--- START ---

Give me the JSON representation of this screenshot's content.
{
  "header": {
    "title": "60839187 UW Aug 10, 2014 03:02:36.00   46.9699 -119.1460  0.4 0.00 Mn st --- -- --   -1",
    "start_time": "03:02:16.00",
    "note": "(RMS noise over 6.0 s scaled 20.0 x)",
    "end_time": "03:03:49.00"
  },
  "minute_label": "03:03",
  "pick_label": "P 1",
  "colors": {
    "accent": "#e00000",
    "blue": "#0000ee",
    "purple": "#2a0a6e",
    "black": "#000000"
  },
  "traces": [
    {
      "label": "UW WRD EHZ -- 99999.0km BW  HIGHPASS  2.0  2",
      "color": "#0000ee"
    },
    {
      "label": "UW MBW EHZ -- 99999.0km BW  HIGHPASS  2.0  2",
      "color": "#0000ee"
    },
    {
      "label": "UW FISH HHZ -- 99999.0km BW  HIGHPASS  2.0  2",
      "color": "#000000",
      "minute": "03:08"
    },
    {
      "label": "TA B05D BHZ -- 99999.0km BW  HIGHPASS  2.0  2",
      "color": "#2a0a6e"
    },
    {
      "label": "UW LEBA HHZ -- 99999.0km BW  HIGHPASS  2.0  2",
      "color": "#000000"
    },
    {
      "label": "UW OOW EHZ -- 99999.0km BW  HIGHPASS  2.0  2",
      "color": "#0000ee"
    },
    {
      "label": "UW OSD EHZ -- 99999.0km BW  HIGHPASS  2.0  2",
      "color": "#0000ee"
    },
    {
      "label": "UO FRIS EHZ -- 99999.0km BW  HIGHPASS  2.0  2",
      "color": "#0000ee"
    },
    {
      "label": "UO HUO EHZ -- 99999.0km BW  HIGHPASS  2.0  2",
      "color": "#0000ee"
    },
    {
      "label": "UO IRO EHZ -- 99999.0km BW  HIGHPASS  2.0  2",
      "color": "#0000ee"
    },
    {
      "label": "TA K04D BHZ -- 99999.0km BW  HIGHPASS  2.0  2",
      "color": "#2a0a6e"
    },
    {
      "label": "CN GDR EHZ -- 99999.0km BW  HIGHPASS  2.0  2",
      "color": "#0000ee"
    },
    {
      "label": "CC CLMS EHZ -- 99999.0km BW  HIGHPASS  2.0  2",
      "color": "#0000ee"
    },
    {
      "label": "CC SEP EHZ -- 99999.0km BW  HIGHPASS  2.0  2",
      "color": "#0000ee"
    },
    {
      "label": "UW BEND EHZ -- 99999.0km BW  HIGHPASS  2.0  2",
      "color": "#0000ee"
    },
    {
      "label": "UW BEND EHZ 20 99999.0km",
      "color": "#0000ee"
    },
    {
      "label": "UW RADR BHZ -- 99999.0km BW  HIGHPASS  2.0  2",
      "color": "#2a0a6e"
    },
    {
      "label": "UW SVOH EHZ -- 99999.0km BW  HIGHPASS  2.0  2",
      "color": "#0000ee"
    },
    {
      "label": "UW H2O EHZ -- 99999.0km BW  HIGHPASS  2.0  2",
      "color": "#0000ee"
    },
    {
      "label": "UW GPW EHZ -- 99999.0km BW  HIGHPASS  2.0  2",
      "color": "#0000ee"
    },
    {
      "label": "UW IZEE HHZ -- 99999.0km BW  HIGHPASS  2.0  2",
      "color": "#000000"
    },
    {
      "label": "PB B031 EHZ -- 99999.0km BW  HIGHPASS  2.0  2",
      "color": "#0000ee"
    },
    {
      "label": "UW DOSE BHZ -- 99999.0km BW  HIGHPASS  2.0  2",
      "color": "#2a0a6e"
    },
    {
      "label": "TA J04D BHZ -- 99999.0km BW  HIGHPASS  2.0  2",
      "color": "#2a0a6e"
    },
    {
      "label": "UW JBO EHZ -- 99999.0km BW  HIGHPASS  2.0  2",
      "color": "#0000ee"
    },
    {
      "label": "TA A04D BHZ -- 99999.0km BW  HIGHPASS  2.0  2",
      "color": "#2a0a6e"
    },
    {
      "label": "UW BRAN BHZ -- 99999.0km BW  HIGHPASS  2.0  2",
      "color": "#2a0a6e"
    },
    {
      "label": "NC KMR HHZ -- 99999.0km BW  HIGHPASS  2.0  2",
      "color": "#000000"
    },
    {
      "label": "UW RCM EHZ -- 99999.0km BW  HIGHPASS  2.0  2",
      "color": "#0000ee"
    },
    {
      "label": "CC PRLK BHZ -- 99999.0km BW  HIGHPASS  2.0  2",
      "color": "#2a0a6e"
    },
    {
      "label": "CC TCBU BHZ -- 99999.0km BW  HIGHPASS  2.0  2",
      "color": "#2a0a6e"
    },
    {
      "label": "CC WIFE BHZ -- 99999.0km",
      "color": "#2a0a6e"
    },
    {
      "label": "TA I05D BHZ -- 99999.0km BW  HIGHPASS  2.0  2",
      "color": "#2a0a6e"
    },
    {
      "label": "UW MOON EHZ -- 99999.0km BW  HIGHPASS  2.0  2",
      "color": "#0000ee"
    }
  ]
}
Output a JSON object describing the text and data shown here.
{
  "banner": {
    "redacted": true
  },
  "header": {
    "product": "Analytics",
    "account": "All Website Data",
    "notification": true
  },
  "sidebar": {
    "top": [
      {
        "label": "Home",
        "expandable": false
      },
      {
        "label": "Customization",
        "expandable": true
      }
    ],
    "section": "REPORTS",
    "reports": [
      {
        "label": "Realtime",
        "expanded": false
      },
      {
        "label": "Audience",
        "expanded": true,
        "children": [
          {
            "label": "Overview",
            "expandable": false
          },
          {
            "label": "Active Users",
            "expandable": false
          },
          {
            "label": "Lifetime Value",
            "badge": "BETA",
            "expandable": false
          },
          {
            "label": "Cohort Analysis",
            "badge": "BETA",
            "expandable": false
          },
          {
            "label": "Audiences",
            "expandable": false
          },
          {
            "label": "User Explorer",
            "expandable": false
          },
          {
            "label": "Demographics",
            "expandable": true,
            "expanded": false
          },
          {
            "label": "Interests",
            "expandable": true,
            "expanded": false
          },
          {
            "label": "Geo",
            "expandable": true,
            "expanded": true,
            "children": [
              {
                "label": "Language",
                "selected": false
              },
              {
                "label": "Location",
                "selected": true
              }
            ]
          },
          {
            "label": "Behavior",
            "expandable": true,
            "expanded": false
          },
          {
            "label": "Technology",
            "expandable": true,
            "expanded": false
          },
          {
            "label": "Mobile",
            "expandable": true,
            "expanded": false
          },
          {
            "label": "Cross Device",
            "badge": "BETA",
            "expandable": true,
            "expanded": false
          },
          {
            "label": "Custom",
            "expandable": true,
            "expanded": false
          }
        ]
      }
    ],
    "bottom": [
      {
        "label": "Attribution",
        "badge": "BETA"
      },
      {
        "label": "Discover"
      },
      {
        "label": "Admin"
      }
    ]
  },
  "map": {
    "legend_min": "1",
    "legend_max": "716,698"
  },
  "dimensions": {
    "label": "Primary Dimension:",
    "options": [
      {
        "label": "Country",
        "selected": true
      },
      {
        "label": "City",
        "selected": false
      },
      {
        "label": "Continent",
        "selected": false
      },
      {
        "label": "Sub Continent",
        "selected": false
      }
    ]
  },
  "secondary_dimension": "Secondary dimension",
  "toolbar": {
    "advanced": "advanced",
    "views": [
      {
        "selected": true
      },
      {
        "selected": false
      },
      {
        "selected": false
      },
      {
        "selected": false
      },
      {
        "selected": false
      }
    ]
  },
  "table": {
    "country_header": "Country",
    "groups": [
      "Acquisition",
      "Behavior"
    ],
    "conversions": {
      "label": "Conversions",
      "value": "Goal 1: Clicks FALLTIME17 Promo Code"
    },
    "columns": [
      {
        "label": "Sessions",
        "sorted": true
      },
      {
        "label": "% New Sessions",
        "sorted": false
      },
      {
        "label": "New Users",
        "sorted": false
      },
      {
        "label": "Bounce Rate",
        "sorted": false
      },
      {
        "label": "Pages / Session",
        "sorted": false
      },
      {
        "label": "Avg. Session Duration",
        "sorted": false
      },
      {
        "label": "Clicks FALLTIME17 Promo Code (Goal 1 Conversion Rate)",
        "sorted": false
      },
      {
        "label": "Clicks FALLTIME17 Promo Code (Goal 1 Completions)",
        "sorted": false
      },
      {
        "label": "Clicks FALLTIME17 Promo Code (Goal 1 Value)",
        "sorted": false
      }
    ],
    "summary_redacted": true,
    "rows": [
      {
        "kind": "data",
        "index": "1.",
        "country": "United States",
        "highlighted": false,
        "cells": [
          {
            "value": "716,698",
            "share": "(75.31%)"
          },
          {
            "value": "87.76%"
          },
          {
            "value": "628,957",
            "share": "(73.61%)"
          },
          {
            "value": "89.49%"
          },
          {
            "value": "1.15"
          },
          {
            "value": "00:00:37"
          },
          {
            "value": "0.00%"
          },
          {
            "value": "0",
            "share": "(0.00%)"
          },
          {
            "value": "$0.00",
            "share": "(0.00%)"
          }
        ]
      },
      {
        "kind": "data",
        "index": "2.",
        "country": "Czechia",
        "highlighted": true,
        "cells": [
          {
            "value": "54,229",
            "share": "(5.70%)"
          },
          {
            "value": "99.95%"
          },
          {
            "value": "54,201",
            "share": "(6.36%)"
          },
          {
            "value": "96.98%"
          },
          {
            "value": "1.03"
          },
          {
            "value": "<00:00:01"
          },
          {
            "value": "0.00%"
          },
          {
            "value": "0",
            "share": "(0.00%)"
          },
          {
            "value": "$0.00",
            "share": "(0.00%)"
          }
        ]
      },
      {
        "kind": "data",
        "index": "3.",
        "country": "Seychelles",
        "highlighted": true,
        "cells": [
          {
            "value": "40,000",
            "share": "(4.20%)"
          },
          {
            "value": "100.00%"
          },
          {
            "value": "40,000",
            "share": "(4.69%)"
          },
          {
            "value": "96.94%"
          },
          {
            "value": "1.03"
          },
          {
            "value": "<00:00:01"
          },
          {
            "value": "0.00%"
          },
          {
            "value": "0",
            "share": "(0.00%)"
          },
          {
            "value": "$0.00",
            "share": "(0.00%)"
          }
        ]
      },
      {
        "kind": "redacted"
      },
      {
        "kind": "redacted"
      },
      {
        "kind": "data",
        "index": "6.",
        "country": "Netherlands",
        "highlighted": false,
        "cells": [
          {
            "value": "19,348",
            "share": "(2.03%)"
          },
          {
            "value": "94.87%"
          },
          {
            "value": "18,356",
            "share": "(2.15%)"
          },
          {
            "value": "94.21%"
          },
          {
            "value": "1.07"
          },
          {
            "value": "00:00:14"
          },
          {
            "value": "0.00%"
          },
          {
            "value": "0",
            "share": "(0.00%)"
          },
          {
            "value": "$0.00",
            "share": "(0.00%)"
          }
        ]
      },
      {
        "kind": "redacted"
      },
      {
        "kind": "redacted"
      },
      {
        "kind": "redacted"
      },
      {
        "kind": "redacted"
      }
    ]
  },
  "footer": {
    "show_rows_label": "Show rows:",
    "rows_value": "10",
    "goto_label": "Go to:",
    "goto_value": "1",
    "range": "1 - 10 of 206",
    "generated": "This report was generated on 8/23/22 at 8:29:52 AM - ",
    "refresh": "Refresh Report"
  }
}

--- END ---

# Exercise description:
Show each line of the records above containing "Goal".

# Response:
      "value": "Goal 1: Clicks FALLTIME17 Promo Code"
        "label": "Clicks FALLTIME17 Promo Code (Goal 1 Conversion Rate)",
        "label": "Clicks FALLTIME17 Promo Code (Goal 1 Completions)",
        "label": "Clicks FALLTIME17 Promo Code (Goal 1 Value)",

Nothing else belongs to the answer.